Head Softball Coach
Frank Wilkins comes to Prairie State College with an advanced knowledge of how to win a collegiate softball game.
He should, considering he’s only done it 317 times in his storied career.
Wilkins, the all-time winningest coach in St. Joseph’s College (Ind.) softball history, will take over the reigns as the steward of the Prairie State College softball program for the 2015 season.
With over 30 years of high-level coaching experience, Wilkins brings with him a track record of proven success.
The longtime foreman at Inspat Inland Inc. of East Chicago, achieved his biggest coaching accomplishment in 2012 when he guided the Pumas to the NCAA Tournament for the first time in program history. Wilkins’ club culminated its historic run with a Super Regional championship and berth in the College Softball World Series.
St. Joseph’s was eventually eliminated from the Word Series, following an 11-inning, 2-1 loss to defending national champion University of California San Diego. During the Pumas’ improbable run, Wilkins led his team to a 40-21 overall mark and 22-12 record within the Great Lakes Valley Conference.
Wilkins compiled an overall ledger of 317-308 in 13 seasons at St. Joseph’s.
The graduate of T.F. North High School in Calumet City, also didn’t limit his coaching career to the collegiate ranks either.
Wilkins helped found StarPath Softball, one of the top women’s fast-pitch teams in America.
Wilkins compiled a 397-105 record with StarPath. What made Wilkins’ mark even more impressive was the fact that StarPath competed against many of the nation’s best club programs.
The StarPath program has won the Indiana state championship four times and has competed in the women’s Major National Championships twice. The club participated in an international tournament in Montreal, Quebec, Canada in 1996, posting a 9-1 record.
Wilkins resides in Dyer, Indiana with his wife, Barb. They have two children (Julie and Michael) and three grandchildren (Emma, John and Grace).
Assistant Softball Coach
A former Lance Corporal in the United States Marine Corps, Corradetti spent 17 years coaching at the club level for the Flossmoor Hurricanes. Fifteen of those years were spent on the organization’s board of commissioners.
The Chicago Heights native and 1970 graduate of Marian Catholic High School will serve primarily as the Pioneers’ pitching coach.
A strong all-around athlete, Corradetti was a three-sport star for the Spartans, making substantial contributions on the football field, baseball diamond and wrestling mat.
Corradetti helped lead Marian Catholic to the Illini Eight Conference football title in 1969 and was also the conference’s 127-pound wrestling champion during his junior campaign.

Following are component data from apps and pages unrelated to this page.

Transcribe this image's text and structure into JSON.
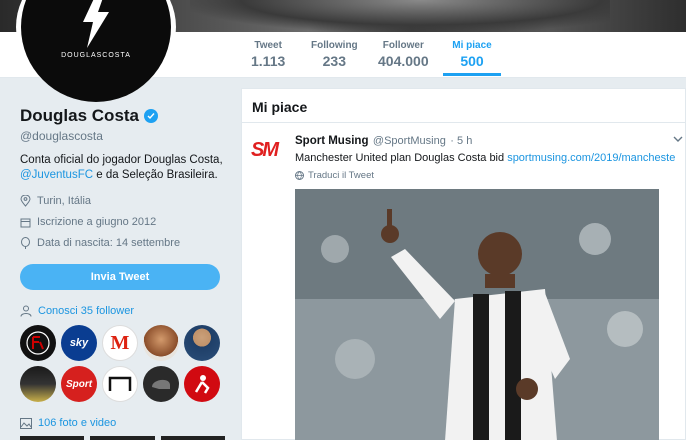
{
  "profile": {
    "avatar_text": "DOUGLASCOSTA",
    "name": "Douglas Costa",
    "handle": "@douglascosta",
    "bio_line1": "Conta oficial do jogador Douglas Costa,",
    "bio_mention": "@JuventusFC",
    "bio_line2": " e da Seleção Brasileira.",
    "location": "Turin, Itália",
    "joined": "Iscrizione a giugno 2012",
    "birthday": "Data di nascita: 14 settembre",
    "tweet_button": "Invia Tweet",
    "followers_you_know": "Conosci 35 follower",
    "photos_videos": "106 foto e video"
  },
  "nav": {
    "stats": [
      {
        "label": "Tweet",
        "value": "1.113"
      },
      {
        "label": "Following",
        "value": "233"
      },
      {
        "label": "Follower",
        "value": "404.000"
      },
      {
        "label": "Mi piace",
        "value": "500"
      }
    ]
  },
  "follower_grid": [
    {
      "icon": "flamengo-avatar",
      "text": "",
      "bg": "#111111"
    },
    {
      "icon": "sky-sport-avatar",
      "text": "sky",
      "bg": "#0a3d91"
    },
    {
      "icon": "marca-avatar",
      "text": "M",
      "bg": "#ffffff"
    },
    {
      "icon": "person-avatar",
      "text": "",
      "bg": "#b06a3b"
    },
    {
      "icon": "person-avatar",
      "text": "",
      "bg": "#2b4f7a"
    },
    {
      "icon": "player-avatar",
      "text": "",
      "bg": "#1d1d1d"
    },
    {
      "icon": "sport-bild-avatar",
      "text": "Sport",
      "bg": "#d6201e"
    },
    {
      "icon": "goal-avatar",
      "text": "",
      "bg": "#ffffff"
    },
    {
      "icon": "helmet-avatar",
      "text": "",
      "bg": "#2a2a2a"
    },
    {
      "icon": "bundesliga-avatar",
      "text": "",
      "bg": "#d10a11"
    }
  ],
  "timeline": {
    "title": "Mi piace",
    "tweet": {
      "logo": "SM",
      "name": "Sport Musing",
      "handle": "@SportMusing",
      "time": "· 5 h",
      "text": "Manchester United plan Douglas Costa bid ",
      "link": "sportmusing.com/2019/mancheste...",
      "translate": "Traduci il Tweet"
    }
  },
  "colors": {
    "accent": "#1da1f2",
    "background": "#e6ecf0",
    "logo_red": "#e02020"
  }
}
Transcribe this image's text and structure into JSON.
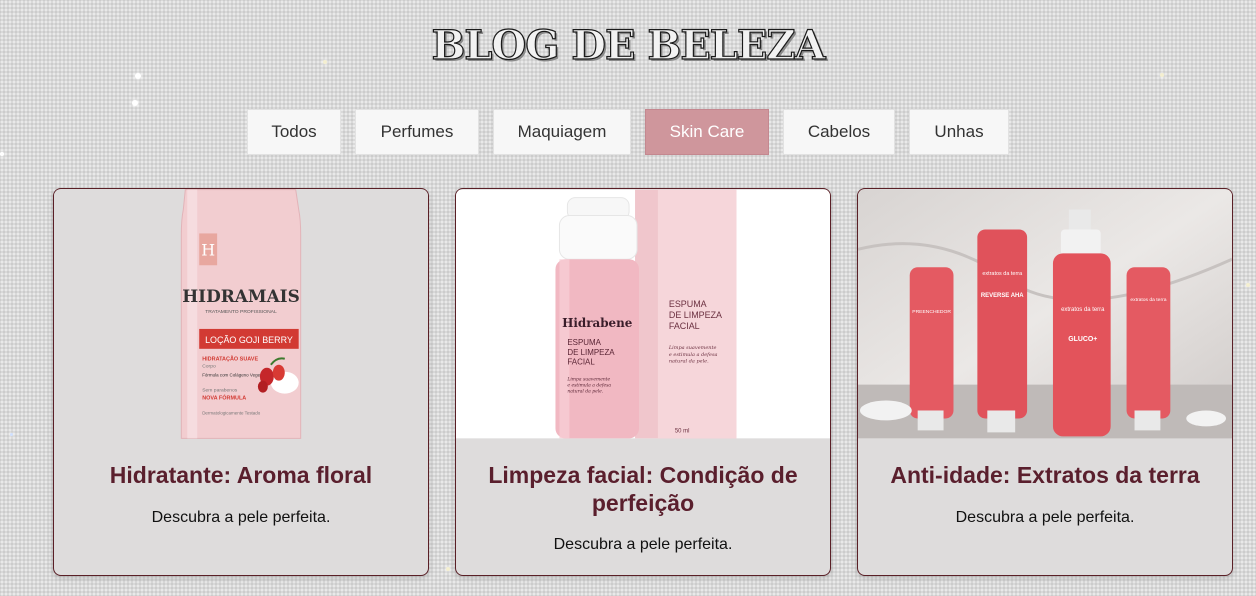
{
  "page": {
    "title": "BLOG DE BELEZA"
  },
  "filters": [
    {
      "label": "Todos",
      "active": false
    },
    {
      "label": "Perfumes",
      "active": false
    },
    {
      "label": "Maquiagem",
      "active": false
    },
    {
      "label": "Skin Care",
      "active": true
    },
    {
      "label": "Cabelos",
      "active": false
    },
    {
      "label": "Unhas",
      "active": false
    }
  ],
  "colors": {
    "accent": "#cf969c",
    "title_text": "#5a1f2d",
    "card_border": "#5a1f26"
  },
  "cards": [
    {
      "title": "Hidratante: Aroma floral",
      "description": "Descubra a pele perfeita.",
      "image": {
        "brand": "HIDRAMAIS",
        "tagline": "TRATAMENTO PROFISSIONAL",
        "product": "LOÇÃO GOJI BERRY",
        "line1": "HIDRATAÇÃO SUAVE",
        "line2": "Corpo",
        "line3": "Fórmula com Colágeno Vegetal Pantenol",
        "line4": "Sem parabenos",
        "line5": "NOVA FÓRMULA",
        "footer": "Dermatologicamente Testado"
      }
    },
    {
      "title": "Limpeza facial: Condição de perfeição",
      "description": "Descubra a pele perfeita.",
      "image": {
        "brand": "Hidrabene",
        "product": "ESPUMA DE LIMPEZA FACIAL",
        "box_text": "ESPUMA DE LIMPEZA FACIAL",
        "claim": "Limpa suavemente e estimula a defesa natural da pele.",
        "volume": "50 ml"
      }
    },
    {
      "title": "Anti-idade: Extratos da terra",
      "description": "Descubra a pele perfeita.",
      "image": {
        "brand": "extratos da terra",
        "labels": [
          "REVERSE AHA",
          "GLUCO+",
          "PREENCHEDOR"
        ]
      }
    }
  ]
}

Following graduation from Marian Catholic, Corradetti served a three-year stint in the Marine Corps, where he was both a starting shortstop and defensive back on the First Marine Division’s fast-pitch softball and football squads, respectively.

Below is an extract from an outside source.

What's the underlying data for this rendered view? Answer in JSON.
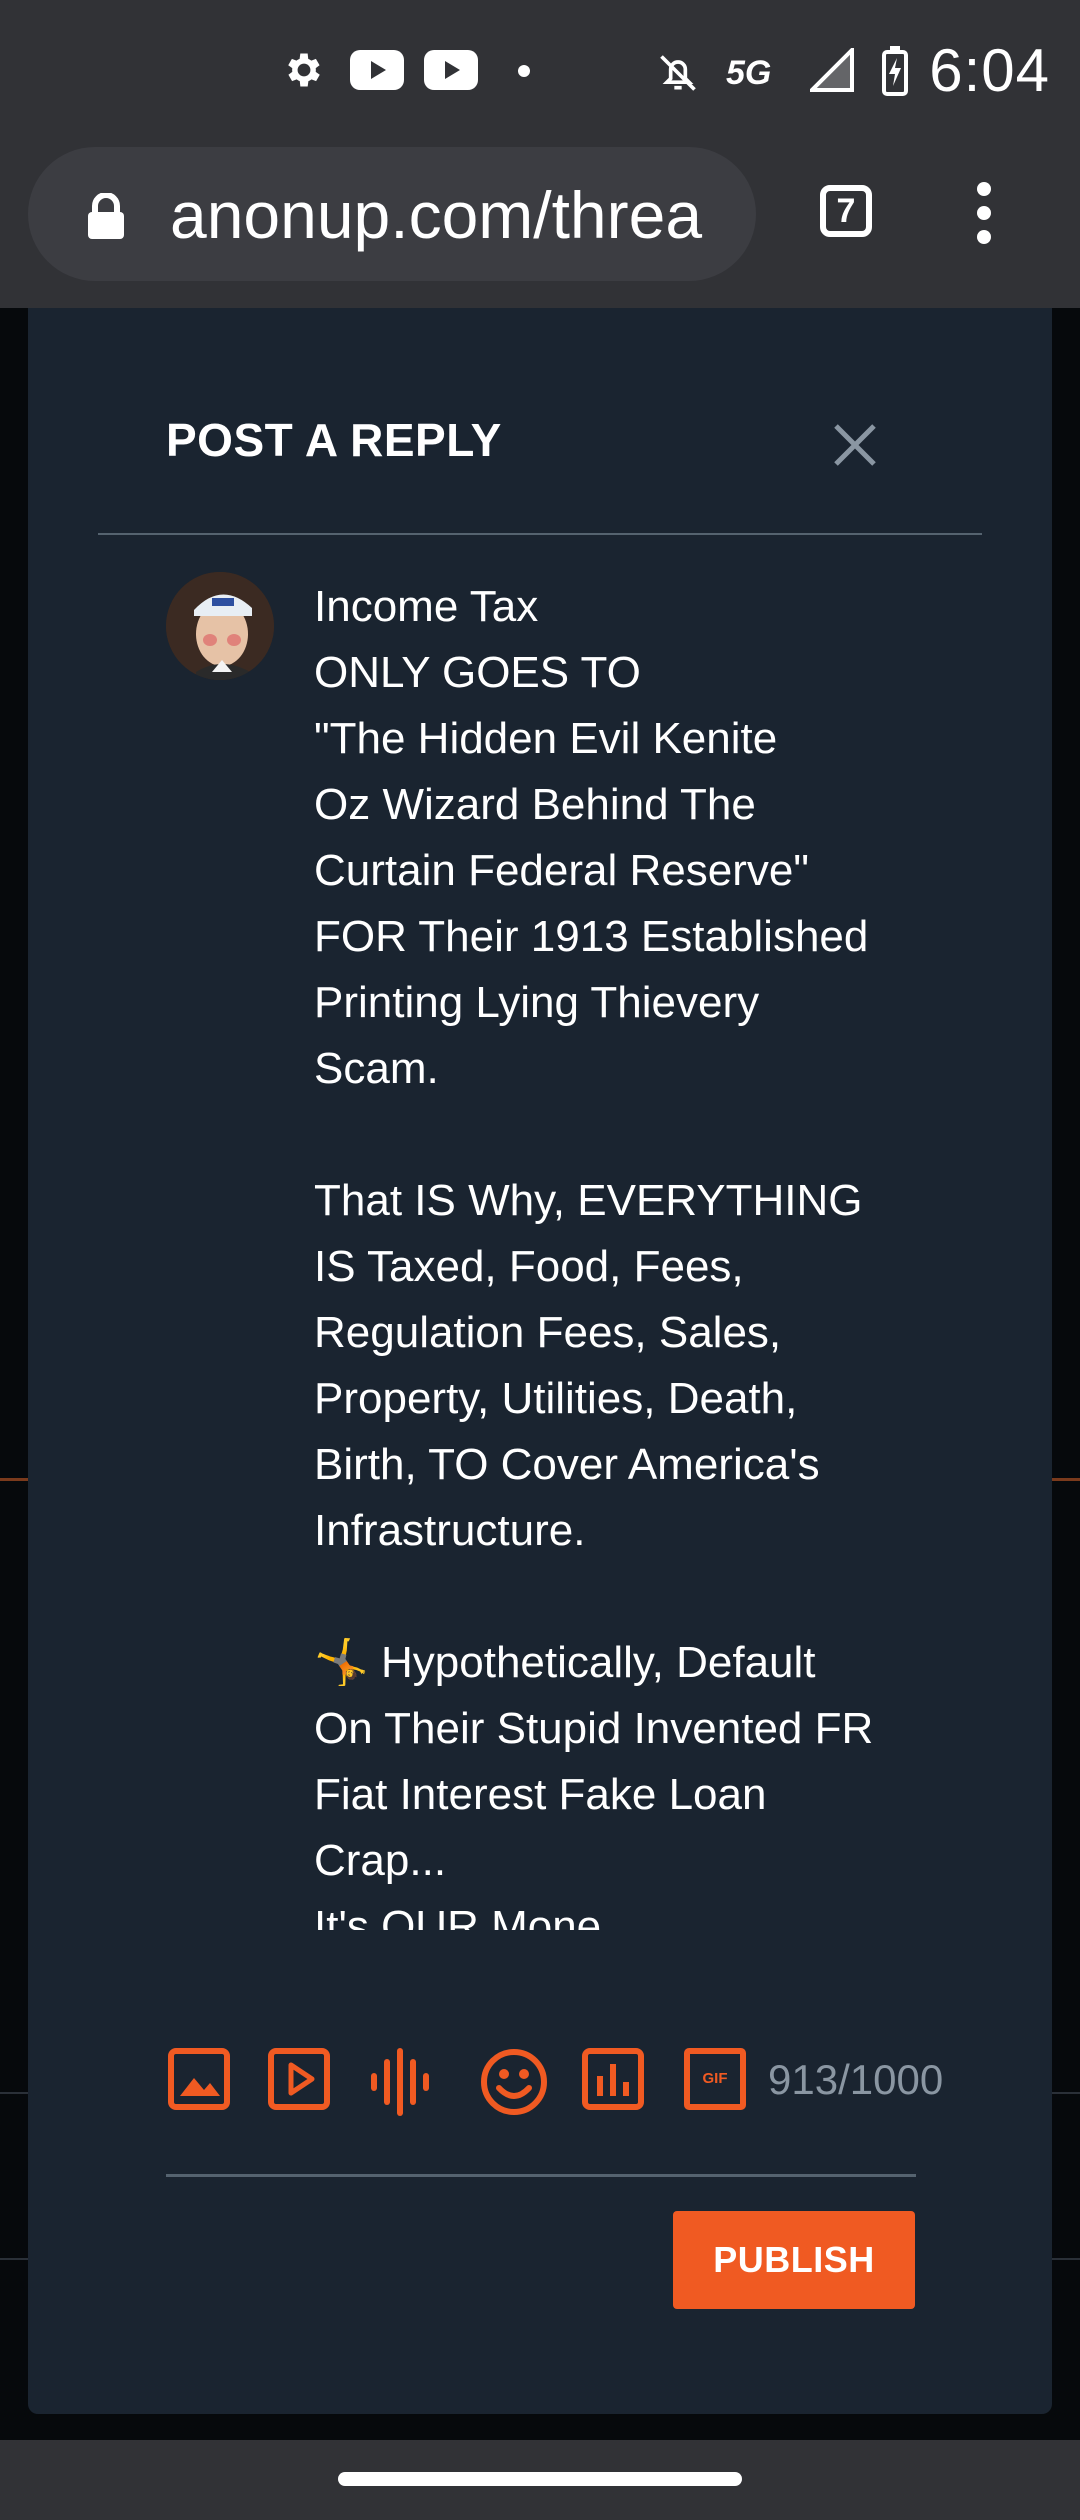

Following his time in service, Corradetti attended Illinois State University before embarking on a 30-year career as a member of the Chicago Heights Fire Department.
Corradetti’s athletic career didn’t end once his Marine Corps days were behind him either.
An avid weight-lifter, Corradetti, after hanging up his cleats, turned his attention to competitive lifting and found an astonishing amount of success.
In 2003 Corradetti set a world record on the bench press (413 pounds) in the 50 and over division of the American Amateur Power Lifting Federation that still stands today.
A three-time state bench-pressing champ, Corradetti also earned a national title in that lift as well.
Corradetti’s coaching file is also quite impressive.
As head coach of the Hurricanes’ 10-and-under team, Corradetti took his squad to the 1998 Pony League Nationals.
He was also the 2003 Fordan Award recipient for Flossmoor Baseball and Softball.
Corradetti’s coaching experience isn’t just limited to the softball diamond.
The resident of St. John's, Indiana also coached fourth through eighth-grade basketball and volleyball for 12 years.